My take: The Bears didn’t start drafting Saturday until 25 picks into the fifth round after executing four trades with the Chargers, Bills, Texans and Bengals to turn three Day 3 picks into eight. Drafting a developmental offensive tackle like Jones, who comes with tremendous length (nearly 36-inch arms), helps the Bears get closer to reaching the 90-man offseason roster limit and provides Chicago with another body upfront. Jones’ technique isn’t polished, and he needs to play with better balance and at a lower pad level, but that’s what you expect from a fifth-round offensive lineman that isn’t close to seeing the field.
Round 5, No. 174 overall: Dominique Robinson, Edge, Miami (Ohio)
My take: Chicago only sees upside and athletic ability in Robinson after a career that took him from high school quarterback to college receiver before the Miami product latched on at edge rusher. Robinson never started a game on defense in college but has a high ceiling backed by his length and ability to explode off the edge. He’s inexperienced at the position but a chance to develop in Matt Eberflus’ scheme could help him stick as part of the Bears’ pass rush rotation.
Round 5, No. 186 overall: Zachary Thomas, OT, San Diego State
My take: Chicago brings another developmental offensive lineman into the fold who presents them with position flexibility. Thomas started 17 games at right tackle, 14 at left tackle and two at right guard in college and has the body type and solid build to fit in a zone-blocking scheme. While Braxton Jones has better length between the Bears’ Day 3 offensive tackles, Thomas has a denser lower body and is more physical in the run game.
Round 6, No. 203 overall: Trestan Ebner, RB, Baylor
My take: The Bears come away from the draft with two dynamic returners in Velus Jones Jr. and Ebner, the latter of whom returned four touchdowns at Baylor and has 4.48 speed. Ebner was part of a two-back system throughout college, which is the role he’ll aim to fill in Chicago alongside David Montgomery. The 5-foot-11, 206-pound change-of-pace back runs routes like a receiver and catches the ball naturally, which should create opportunities for him as a target coming out of the backfield. “That’s his calling card and his best value, honestly,” Chicago area scout Breck Ackley said.

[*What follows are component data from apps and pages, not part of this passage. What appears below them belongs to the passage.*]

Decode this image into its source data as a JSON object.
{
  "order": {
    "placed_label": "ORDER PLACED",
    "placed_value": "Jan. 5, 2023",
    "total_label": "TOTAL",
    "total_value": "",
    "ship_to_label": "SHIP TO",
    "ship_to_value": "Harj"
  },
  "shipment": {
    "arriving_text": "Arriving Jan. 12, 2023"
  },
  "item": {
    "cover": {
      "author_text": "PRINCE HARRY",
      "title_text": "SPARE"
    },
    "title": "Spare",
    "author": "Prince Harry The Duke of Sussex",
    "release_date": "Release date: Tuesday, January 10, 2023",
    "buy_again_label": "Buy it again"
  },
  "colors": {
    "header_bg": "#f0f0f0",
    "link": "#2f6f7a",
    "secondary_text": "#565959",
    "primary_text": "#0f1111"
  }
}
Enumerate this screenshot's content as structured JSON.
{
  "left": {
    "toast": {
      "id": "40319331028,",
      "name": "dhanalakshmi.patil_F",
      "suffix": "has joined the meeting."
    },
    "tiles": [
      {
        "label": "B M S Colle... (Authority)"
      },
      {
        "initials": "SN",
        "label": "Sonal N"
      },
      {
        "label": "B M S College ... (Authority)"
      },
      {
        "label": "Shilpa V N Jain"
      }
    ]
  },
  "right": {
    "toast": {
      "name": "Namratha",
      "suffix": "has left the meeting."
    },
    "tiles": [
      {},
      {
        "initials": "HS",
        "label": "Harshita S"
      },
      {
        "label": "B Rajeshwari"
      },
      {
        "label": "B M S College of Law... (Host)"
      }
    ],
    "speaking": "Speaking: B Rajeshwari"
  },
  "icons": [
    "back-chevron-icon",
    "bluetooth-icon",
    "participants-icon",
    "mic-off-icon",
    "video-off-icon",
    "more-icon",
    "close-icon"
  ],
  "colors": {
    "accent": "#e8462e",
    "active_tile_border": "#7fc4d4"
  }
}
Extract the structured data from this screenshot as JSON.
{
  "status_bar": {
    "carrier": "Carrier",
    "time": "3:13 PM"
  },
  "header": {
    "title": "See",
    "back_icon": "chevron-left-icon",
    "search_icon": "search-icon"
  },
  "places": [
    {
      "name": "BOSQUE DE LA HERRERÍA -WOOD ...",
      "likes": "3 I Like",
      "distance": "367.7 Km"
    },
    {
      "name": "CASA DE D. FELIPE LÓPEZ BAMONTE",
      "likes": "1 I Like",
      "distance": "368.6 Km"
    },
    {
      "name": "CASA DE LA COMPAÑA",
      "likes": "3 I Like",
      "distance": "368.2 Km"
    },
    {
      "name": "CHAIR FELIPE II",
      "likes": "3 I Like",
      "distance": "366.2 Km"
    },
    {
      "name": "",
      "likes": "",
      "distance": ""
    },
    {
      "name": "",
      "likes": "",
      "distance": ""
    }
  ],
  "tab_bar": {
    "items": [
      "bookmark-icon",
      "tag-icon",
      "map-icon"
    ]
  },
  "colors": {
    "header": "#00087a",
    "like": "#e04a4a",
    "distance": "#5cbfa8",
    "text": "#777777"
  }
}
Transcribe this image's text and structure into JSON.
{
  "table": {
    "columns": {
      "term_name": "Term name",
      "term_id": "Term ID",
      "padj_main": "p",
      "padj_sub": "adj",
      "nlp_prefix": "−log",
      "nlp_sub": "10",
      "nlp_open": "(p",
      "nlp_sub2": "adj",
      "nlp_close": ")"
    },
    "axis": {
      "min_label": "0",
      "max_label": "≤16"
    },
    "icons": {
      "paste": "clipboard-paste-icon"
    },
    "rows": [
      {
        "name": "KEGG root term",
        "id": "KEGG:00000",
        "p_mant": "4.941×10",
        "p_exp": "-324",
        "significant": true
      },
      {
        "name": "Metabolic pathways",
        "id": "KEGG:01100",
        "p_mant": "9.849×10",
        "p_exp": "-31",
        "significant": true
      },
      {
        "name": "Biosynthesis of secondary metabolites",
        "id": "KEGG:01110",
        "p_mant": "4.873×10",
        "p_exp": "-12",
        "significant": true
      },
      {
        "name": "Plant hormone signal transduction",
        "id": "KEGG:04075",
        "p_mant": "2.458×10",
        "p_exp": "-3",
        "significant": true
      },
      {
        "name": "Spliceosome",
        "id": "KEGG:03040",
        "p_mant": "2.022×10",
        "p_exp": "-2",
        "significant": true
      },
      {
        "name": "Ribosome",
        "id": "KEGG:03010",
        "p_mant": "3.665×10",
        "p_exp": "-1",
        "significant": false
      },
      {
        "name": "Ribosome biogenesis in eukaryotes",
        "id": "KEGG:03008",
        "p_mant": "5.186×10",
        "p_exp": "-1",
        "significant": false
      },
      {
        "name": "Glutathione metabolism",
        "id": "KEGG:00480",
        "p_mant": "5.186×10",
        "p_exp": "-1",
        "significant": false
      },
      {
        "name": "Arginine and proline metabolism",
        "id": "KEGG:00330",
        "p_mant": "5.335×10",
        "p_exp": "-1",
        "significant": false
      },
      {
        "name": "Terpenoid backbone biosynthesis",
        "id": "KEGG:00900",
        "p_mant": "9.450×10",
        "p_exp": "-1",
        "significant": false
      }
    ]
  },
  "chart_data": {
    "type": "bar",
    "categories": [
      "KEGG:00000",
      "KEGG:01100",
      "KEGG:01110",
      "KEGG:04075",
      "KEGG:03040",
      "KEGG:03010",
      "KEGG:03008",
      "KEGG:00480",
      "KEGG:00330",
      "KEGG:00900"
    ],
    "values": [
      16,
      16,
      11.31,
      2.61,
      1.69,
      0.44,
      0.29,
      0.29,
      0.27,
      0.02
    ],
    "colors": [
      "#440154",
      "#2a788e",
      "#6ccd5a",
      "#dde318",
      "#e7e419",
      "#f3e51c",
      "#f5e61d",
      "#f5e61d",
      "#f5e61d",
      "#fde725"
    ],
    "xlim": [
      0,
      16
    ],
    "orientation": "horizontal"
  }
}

Round 6, No. 207 overall: Doug Kramer, C, Illinois
My take: The Bears’ third offensive line selection of the day is the first on the interior. Kramer is on the smaller side at 6-2, 300 pounds but has a low center of gravity and is a strong run blocker. He touts experience, having started 47 games at Illinois and was “the best leader on the team,” according to Bears executive scout Jeff Shiver.
Round 7, No. 226 overall: Ja’Tyre Carter, OT, Southern
My take: Carter, a 6-foot-3, 311-pound prospect, was a four-year starter at Southern at left tackle but projects as a guard in the NFL. He’s the third offensive tackle the Bears have taken on Day 3, which reflects a long-term commitment to building the pass protection around Fields with prospects who will need ample time to develop as rookies.
Round 7, No. 254: Elijah Hicks, S, Cal
My take: After three seasons at corner, Hicks made the transition to safety and became an effective playmaker in the process. He totaled 72 tackles along with three interceptions and four forced fumbles in 12 games last season. Matt Eberflus had four top-10 defenses in turnovers created during his time with the Colts, and the emphasis on creating takeaways is already being taught by defensive coaches in Chicago. The Bears added three defensive backs from the draft to a secondary that was overhauled this offseason after Chicago ranked 27th in opponents’ yards per attempt and 32nd in passer rating in 2021.
Round 7, No. 255: Trenton Gill, P, NC State
My take: Gill was the fourth punter selected in this year’s draft, which set an NFL record. The Bears already made several changes at punter this offseason when they let Pat O’Donnell go in free agency after signing Ryan Winslow, and they appear to be headed towards a punting competition in the coming months. Chicago hadn’t drafted a punter since they took O’Donnell in 2014, and with the strength of this year’s group, Poles made a wise move to use the team’s last draft pick on Gill instead of having to bid against other teams as the Bears assemble their class of college free agents.